  • Amenities. Leased-land communities often have nicer amenities provided by high HOA fees. For instance, tenants living within such a community might have access to swimming pools, fitness centers, golf courses, clubhouses, or regular landscaping/lawn care.  
  • For landlords: Landlords can benefit from tax savings by leasing the land rather than selling it. Long-term lease agreements generally have lower tax implications than large land sales. 


As is true with any investment, there are also potential downsides. Here are a few: 

  • Compounding costs. While developers may be attracted to land leases because they can swap a hefty up-front payment for monthly rent, keep in mind that land leases can last for up to 99 years. The total cost of those monthly payments can end up costing more than it would’ve cost to just buy the property outright. 
  • Rent increases. Mobile homeowners in particular might find rising rent troublesome as they lease land. For example, if a new firm takes over a mobile home park, they might increase rent, making the land unaffordable for some tenants. 
  • High HOA fees. As mentioned above, high HOA fees drive up the total cost of leased land properties. 
  • Less flexibility/Difficulty selling the home. Due to the long terms of most land lease agreements, tenants have less flexibility to exit the agreement, sell their home, and move if costs are too high or other difficulties arise. 
  • Ownership issues with improvements. Some land leases state that any improvements a developer completes on the land could become the ownership of the landowner at the conclusion of the lease. If you, the tenant or developer, lose ownership of the development on that land, your possible financial returns are diminished. It’s a good idea to have an attorney look over the terms of the agreement before signing anything. 

Investing in Land:  Floor Area Ratio 

Although land leases exclude land in the purchase of a property, sometimes it is beneficial to purchase land with a traditional mortgage. When is this the case? 

It can be better to purchase a property with land included if it will be cheaper to do so in the long run, if you want more flexibility to sell your property and move, or if you plan on passing down your property to heirs. Traditional homeownership allows you to build equity in your property more safely and avoid monthly fees associated with leasing the land. 

If you do choose to invest in land as well as property, one important factor to consider is floor area ratio. Floor area ratio is the ratio between the total usable floor space a building has and the total area of the land included in the lot. Although local governments do regulate floor area ratios, investors can capitalize on the land they own by increasing the floor area ratio, which allows more space for additional projects. For commercial real estate investors, this often means more sales, lower costs, and more opportunities to expand and build on existing properties. 


As you consider a land lease for your next real estate venture, remember that it offers unique opportunities and challenges.  

Whether you’re a prospective buyer or simply curious about alternative homeownership models, delving into the intricacies of land leases can help you navigate this aspect of the housing market effectively. 

Leave a Reply

Your email address will not be published. Required fields are marked *

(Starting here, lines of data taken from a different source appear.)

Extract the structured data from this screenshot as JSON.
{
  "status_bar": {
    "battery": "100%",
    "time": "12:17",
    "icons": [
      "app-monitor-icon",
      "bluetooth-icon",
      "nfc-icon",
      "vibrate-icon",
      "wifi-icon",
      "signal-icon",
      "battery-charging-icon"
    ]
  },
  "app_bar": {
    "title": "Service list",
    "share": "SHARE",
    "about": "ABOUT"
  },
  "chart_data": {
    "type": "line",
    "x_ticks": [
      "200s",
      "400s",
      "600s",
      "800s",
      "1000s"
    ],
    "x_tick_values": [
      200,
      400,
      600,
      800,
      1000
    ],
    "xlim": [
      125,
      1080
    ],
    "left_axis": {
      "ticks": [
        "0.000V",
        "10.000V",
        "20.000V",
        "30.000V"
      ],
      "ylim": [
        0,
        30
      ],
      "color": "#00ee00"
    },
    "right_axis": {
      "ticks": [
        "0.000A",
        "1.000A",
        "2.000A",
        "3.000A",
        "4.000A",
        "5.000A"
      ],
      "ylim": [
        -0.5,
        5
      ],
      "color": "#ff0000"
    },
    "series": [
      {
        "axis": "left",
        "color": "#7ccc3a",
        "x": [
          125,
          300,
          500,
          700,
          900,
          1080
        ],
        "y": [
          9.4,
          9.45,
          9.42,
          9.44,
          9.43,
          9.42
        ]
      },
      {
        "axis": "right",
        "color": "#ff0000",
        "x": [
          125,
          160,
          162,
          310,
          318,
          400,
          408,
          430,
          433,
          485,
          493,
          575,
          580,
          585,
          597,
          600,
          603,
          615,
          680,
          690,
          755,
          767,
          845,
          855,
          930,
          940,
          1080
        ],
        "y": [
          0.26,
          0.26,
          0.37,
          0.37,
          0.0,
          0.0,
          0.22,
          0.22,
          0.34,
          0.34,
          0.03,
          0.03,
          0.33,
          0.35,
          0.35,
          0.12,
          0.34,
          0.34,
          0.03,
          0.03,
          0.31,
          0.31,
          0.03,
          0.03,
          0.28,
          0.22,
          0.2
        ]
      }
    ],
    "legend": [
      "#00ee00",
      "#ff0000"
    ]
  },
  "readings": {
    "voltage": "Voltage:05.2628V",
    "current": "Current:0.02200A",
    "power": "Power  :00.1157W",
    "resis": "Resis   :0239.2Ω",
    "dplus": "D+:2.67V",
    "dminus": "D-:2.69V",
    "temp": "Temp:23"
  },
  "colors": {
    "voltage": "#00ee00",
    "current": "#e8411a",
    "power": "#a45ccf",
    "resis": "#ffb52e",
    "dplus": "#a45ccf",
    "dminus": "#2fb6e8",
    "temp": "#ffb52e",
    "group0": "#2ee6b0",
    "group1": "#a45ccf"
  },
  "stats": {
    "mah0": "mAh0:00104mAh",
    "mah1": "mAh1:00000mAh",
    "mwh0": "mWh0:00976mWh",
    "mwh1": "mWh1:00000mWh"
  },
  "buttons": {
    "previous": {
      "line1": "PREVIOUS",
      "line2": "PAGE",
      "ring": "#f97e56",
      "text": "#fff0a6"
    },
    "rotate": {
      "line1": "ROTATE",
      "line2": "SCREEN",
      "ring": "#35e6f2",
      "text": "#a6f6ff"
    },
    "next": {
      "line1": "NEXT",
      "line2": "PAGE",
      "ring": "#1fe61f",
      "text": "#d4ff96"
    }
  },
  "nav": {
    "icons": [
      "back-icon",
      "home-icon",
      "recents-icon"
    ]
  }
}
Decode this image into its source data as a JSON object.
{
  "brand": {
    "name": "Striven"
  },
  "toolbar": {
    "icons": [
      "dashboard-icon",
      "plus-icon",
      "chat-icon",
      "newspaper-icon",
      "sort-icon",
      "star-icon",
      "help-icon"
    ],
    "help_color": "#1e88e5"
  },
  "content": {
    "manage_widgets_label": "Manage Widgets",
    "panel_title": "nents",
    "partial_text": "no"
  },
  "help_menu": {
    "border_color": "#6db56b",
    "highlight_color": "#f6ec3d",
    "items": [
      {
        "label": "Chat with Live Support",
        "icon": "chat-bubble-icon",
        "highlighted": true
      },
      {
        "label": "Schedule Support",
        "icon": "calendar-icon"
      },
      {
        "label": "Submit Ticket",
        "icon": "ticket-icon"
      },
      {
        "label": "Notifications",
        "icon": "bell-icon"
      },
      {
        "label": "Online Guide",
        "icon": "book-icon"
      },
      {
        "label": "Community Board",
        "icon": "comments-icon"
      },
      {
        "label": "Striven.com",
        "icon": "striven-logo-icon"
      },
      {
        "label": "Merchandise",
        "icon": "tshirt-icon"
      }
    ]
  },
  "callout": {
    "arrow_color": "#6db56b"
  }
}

Get all the latest articles and information via email:

More in Learning Center


Innago Releases Return Security Deposit Online Fea...

Renting your property to a stranger is risky. Even with the best tenant screenin...

September 18, 2023

Real Estate Investing

Overview of Title Companies and Title Insurance

Title Companies and Title Insurance   Real estate title companies play a massiv...

June 15, 2024

Rental Management

Tenant Improvement (TI) in Real Estate

An Introduction To Tenant Improvement (TI) In commercial real estate, tenants wi...

June 15, 2024